Second, I know and have met many people in my life. Way too many to count. But the best guys I have ever met and have been around are all the basketball people-training guys from Sussex and Rumson - there is no question about that.

I just went home for three weeks and saw most of them and I am in awe at how wonderful most of them have done with their kids, families, wives etc. and how they have all grown to be great people in their respective communities.

It is all very obvious to me, and I think with them also, that this intense athletic process we all participated in connected us all in a very special way for the rest of our lives. I am so glad through all the superstar BS, I never once forgot where it all started.

It’s funny when that superstar stuff got to be a little too much, my guys always had their unique ways of keeping my feet on the ground. I just laugh even now writing this when I remember those guys from back then: Big Gary, Jim Jim, E, Paiva, Mr. Platukis, the Stick, Puddy, Joey, Dools. The best of the best.

Finally, I really don’t like flying anymore so I just drive home from Florida. Here is the rewards from all that work. Mr. and Mrs. Platukis moved to North Carolina 10 years ago. I drive to New Jersey, stop off for three or four days at the Platukises in North Carolina, then I head to New Jersey.

Then, of course, I stay at the Virtues when I am there. I spend two weeks seeing all the boys in Sussex and Rumson and helping, hanging out and running around with Mr. Virtue. I head back to North Carolina for a few days with Mr. and Mrs. Platukis and their family again to close out my trip before I head home.

Who could ever have imagined some 13-year-old Italian kid from New York City with a two-hand jump shot at that time would be groomed perfectly from the start at some little country high school with two great coaches and meeting all the right people along the way to develop and get an actual real shot at the NBA.

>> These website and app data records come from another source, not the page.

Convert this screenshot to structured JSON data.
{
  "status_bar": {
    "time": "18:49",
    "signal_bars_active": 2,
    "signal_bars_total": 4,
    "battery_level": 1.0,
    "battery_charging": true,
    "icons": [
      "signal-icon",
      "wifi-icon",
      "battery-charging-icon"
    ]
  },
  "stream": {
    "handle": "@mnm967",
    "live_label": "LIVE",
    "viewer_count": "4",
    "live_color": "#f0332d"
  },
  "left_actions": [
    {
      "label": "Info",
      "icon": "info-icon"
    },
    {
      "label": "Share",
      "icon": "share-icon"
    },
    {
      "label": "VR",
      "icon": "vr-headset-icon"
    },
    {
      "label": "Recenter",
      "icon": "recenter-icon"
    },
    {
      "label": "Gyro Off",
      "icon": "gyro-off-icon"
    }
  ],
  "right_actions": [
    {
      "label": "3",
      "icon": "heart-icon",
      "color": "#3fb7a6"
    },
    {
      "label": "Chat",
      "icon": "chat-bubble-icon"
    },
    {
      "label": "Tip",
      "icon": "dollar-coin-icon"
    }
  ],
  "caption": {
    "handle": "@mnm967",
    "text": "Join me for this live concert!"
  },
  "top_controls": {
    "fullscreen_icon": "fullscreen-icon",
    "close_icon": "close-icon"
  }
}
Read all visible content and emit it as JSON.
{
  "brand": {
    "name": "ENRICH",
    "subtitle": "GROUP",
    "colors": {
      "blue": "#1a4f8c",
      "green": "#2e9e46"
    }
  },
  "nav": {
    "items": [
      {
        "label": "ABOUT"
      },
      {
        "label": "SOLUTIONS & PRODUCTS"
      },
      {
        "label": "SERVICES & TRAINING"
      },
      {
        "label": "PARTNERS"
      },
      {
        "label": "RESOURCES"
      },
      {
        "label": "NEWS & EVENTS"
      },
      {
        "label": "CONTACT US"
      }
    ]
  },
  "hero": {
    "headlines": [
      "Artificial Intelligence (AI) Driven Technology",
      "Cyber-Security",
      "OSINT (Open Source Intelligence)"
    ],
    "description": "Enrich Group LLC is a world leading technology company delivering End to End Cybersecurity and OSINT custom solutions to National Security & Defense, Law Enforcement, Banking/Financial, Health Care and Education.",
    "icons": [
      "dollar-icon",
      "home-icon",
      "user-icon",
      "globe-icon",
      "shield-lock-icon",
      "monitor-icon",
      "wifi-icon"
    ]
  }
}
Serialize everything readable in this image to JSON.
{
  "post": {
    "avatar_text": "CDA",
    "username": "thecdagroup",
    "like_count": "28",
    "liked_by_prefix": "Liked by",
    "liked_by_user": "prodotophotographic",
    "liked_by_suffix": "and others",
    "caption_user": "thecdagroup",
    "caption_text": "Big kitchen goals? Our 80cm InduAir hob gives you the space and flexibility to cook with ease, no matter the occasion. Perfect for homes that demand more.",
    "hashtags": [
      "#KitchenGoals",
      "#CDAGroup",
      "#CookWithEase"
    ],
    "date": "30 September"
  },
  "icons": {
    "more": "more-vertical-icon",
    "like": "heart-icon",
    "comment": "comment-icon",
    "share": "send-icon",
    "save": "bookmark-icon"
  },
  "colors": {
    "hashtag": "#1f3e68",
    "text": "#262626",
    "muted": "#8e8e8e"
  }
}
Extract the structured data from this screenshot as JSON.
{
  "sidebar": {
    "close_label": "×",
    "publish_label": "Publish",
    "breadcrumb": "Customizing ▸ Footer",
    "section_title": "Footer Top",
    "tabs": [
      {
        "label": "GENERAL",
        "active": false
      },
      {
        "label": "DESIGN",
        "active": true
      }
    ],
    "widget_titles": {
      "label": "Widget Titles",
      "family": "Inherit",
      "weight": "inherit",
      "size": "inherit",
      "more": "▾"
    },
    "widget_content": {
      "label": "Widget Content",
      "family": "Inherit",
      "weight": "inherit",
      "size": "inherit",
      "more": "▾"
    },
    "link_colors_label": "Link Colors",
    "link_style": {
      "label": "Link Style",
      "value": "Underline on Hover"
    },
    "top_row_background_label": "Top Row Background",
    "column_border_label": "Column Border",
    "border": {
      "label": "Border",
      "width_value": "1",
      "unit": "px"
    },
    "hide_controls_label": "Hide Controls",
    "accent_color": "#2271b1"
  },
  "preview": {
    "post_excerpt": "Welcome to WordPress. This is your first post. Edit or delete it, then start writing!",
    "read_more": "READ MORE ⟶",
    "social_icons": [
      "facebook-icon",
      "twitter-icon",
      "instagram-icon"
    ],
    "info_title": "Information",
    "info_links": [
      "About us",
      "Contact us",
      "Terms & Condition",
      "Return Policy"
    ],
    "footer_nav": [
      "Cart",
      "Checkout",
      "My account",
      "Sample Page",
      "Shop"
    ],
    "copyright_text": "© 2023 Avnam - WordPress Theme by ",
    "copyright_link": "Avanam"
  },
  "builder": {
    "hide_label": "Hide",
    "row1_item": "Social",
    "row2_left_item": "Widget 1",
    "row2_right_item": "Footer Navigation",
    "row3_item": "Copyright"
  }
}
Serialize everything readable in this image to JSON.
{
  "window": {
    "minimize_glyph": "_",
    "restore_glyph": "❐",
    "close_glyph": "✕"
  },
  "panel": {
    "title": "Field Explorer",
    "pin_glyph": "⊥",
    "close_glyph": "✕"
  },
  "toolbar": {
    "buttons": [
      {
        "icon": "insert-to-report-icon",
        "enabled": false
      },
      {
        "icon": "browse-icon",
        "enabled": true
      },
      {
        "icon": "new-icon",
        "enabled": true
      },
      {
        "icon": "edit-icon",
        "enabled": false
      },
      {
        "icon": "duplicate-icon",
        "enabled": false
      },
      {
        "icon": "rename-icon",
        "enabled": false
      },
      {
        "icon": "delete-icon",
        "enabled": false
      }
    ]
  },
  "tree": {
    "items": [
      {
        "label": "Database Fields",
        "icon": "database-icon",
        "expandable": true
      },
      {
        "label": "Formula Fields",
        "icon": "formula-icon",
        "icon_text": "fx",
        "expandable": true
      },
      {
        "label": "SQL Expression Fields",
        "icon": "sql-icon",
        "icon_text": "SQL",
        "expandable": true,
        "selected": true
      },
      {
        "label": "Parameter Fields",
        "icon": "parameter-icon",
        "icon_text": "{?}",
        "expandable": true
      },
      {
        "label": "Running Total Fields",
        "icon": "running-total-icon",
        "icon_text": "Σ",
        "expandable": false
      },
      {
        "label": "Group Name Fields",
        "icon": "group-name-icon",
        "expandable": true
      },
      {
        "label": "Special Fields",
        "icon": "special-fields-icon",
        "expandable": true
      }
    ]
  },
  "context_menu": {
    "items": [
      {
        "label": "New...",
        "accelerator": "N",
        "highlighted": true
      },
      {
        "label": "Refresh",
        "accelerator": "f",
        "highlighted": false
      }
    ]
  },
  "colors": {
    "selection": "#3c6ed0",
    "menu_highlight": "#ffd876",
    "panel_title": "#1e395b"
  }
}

No one from our county ever even came close to doing something like that before me and my guys showed up. On top of that, to also be basically adopted by my two high school coaches and their families almost right from the beginning to this very day besides. How fortunate is that? That’s incredible how that all worked out.

In closing, I remember for eight years or so between 1974 and 1982, my mom and dad would go food shopping every Saturday at ShopRite in Franklin. Food shopping in those days at our house was a six- to eight-hour event. They would leave in the mid-morning on Saturdays about 9:30 to 10 a.m. and get back for dinnertime about 4 to 5 p.m.

My dad would sit in front of the ShopRite on the bench past all the registers, and all his boys would just drop by and sit down to get caught up on the basketball career and he loved telling all the game stories.

My mom would be stuck in aisles for hours running into all her friends (mostly their wives) telling the same basketball stories. They attended all my games in high school and college home and East Coast games. Plus, they absolutely loved all the guys I played with and against. They especially fell in love with Mr. Virtue and Mr. Platukis for influencing me early on and keeping me out of trouble and on the basketball court.

Although this NBA thing at the end turned out to be a real big disappointment for our family, I think they would be very happy to know this basketball journey has gone full circle and that I still have the same strong personal connections with all the same people they knew and loved from Sussex and Rumson.

If someone were to ask me right now, would I give everything up I have from basketball at this time in 2023, if I could just go back in time and be smart enough and agree to accept the No. 23 pick in the draft to the Celtics? Would I take a do-over?

Not a chance at this point. Even if it meant we still have to let Gene Gene the Hacking Machine, Chris the Cat, Harry the Hat who still can’t count to this day and the Snake back in the games again. That’s all.

Contact Bill Truran, Sussex County’s historian, at